“You have to look at your company’s history with the consumer and figure out the pain point. How can we take it away?” LaCosta posed. “If you can do that, you make the experience better for the consumer—and if you don’t take it away, another brokerage will do it for you.”
Culture also plays a significant role—there’s hardly anything as powerful as core values to attract attention and create a boisterous presence. Many real estate disruptors use financial incentives to lure agents; however, many who sign on with these initially-appealing brokerages find that the culture is not what they expected, nor an environment in which they can flourish.
Featherston co-moderates RISMedia’s 23rd Annual Power Broker Forum. (Credit: AJ Canaria of PlanOmatic)
“Recruiting isn’t about emails or postcards anymore; it’s about contact and finding the right people that fit with the culture of the organization, and going after those people,” said Schlott.
Standing above the competition doesn’t have to mean taking in any and all agents; in fact, relying primarily on agent count can backfire on brokerage productivity.
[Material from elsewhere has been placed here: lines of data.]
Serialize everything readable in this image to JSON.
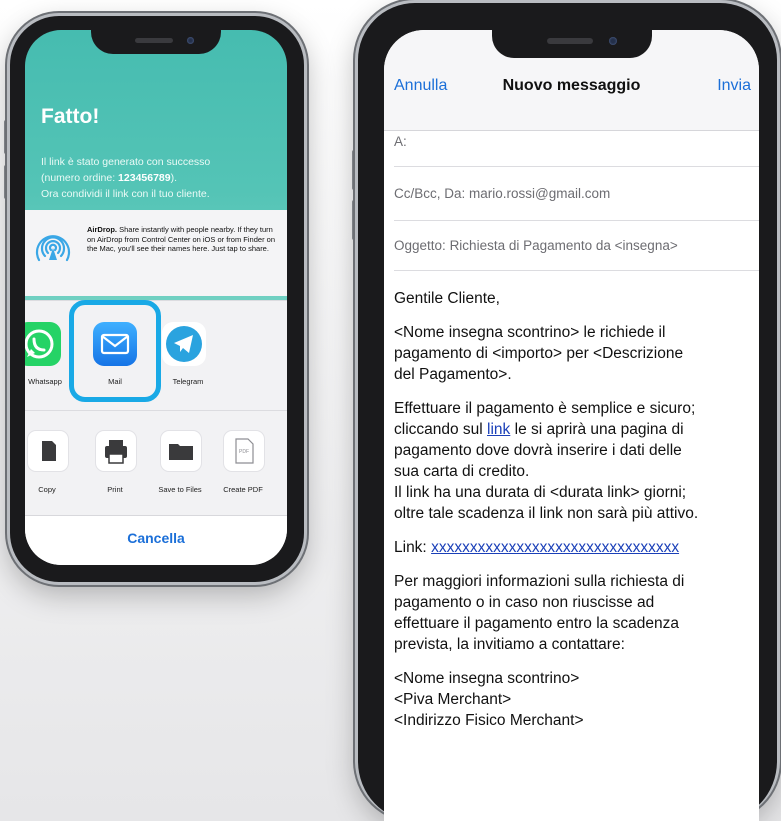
{
  "left_phone": {
    "title": "Fatto!",
    "message_line1": "Il link è stato generato con successo",
    "message_line2_prefix": "(numero ordine: ",
    "order_number": "123456789",
    "message_line2_suffix": ").",
    "message_line3": "Ora condividi il link con il tuo cliente.",
    "airdrop": {
      "title": "AirDrop.",
      "text": "Share instantly with people nearby. If they turn on AirDrop from Control Center on iOS or from Finder on the Mac, you'll see their names here. Just tap to share."
    },
    "apps": [
      {
        "label": "Whatsapp",
        "icon": "whatsapp-icon"
      },
      {
        "label": "Mail",
        "icon": "mail-icon"
      },
      {
        "label": "Telegram",
        "icon": "telegram-icon"
      }
    ],
    "actions": [
      {
        "label": "Copy",
        "icon": "copy-icon"
      },
      {
        "label": "Print",
        "icon": "printer-icon"
      },
      {
        "label": "Save to Files",
        "icon": "folder-icon"
      },
      {
        "label": "Create PDF",
        "icon": "pdf-icon"
      }
    ],
    "pdf_badge": "PDF",
    "cancel_label": "Cancella"
  },
  "right_phone": {
    "cancel": "Annulla",
    "title": "Nuovo messaggio",
    "send": "Invia",
    "to_label": "A:",
    "cc_label": "Cc/Bcc, Da:",
    "cc_value": "mario.rossi@gmail.com",
    "subject_label": "Oggetto:",
    "subject_value": "Richiesta di Pagamento da <insegna>",
    "greeting": "Gentile Cliente,",
    "para1_l1": "<Nome insegna scontrino> le richiede il",
    "para1_l2": "pagamento di <importo> per <Descrizione",
    "para1_l3": "del Pagamento>.",
    "para2_l1": "Effettuare il pagamento è semplice e sicuro;",
    "para2_l2_pre": "cliccando sul ",
    "para2_l2_link": "link",
    "para2_l2_post": " le si aprirà una pagina di",
    "para2_l3": "pagamento dove dovrà inserire i dati delle",
    "para2_l4": "sua carta di credito.",
    "para2_l5": "Il link ha una durata di <durata link> giorni;",
    "para2_l6": "oltre tale scadenza il link non sarà più attivo.",
    "link_label": "Link: ",
    "link_value": "xxxxxxxxxxxxxxxxxxxxxxxxxxxxxxxx",
    "para3_l1": "Per maggiori informazioni sulla richiesta di",
    "para3_l2": "pagamento o in caso non riuscisse ad",
    "para3_l3": "effettuare il pagamento entro la scadenza",
    "para3_l4": "prevista, la invitiamo a contattare:",
    "sig_l1": "<Nome insegna scontrino>",
    "sig_l2": "<Piva Merchant>",
    "sig_l3": "<Indirizzo Fisico Merchant>"
  },
  "colors": {
    "accent_blue": "#1b6fd8",
    "highlight": "#19a9e6",
    "teal": "#46bcb0",
    "whatsapp": "#25d366",
    "telegram": "#2aa3df",
    "mail_gradient": "#1f8ef1"
  }
}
Filling the agent base with quality, professional members—who will not only bring in profits, but also market the brokerage simply because they believe in the cause and have an innate loyalty to the business—will ensure the brokerage outshines the continuous influx of recruitment emails that competitors send.
“Our managers and our agents are our best advertisers,” said Conway. “If they are out doing business and doing well, we don’t have to call around—they want to be with us. We have to do a better job of telling our story, and that’s simply about the people that make up our company—they make us what we are.”
The keys to marketing through the noise and winning in a changing real estate world?
“Culture trumps strategy—tell your story better,” stated Blefari, who also summarized four tips that can lead to a higher chance of attracting and retaining agents and clients:
- Focus on production, rather than bodies.
- Get your people to use and adopt technology.
- Go where the expectations are high and deliver the next big skill.
- Become better, stronger and more unique.
The panelists presenting at RISMedia’s 23rd Annual Power Broker Forum (Credit: AJ Canaria of PlanOmatic)
Continuing coverage of the REALTORS® Conference & Expo to come.